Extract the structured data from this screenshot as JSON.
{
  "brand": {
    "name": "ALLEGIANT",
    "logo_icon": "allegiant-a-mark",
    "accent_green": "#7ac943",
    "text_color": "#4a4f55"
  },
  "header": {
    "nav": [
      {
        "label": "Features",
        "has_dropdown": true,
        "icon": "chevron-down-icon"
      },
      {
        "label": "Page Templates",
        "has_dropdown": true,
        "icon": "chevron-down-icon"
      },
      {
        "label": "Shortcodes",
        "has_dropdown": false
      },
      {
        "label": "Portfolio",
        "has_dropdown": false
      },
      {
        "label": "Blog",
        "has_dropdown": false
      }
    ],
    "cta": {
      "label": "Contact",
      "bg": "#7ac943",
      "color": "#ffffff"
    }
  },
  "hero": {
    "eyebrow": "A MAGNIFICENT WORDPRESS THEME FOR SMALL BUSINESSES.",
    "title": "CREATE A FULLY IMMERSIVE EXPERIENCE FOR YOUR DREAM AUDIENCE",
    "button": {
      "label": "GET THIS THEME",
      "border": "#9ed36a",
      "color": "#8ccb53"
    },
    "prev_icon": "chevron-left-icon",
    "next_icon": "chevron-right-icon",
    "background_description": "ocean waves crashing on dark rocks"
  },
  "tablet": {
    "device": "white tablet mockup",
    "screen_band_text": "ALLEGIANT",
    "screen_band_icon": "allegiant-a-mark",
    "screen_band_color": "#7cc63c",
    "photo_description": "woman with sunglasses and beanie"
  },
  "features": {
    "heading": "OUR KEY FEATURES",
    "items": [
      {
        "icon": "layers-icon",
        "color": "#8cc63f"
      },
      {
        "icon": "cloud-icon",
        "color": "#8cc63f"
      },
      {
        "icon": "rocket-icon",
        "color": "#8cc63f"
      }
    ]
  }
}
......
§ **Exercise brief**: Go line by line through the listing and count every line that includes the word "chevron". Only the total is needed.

§ **Solution to the exercise**: 4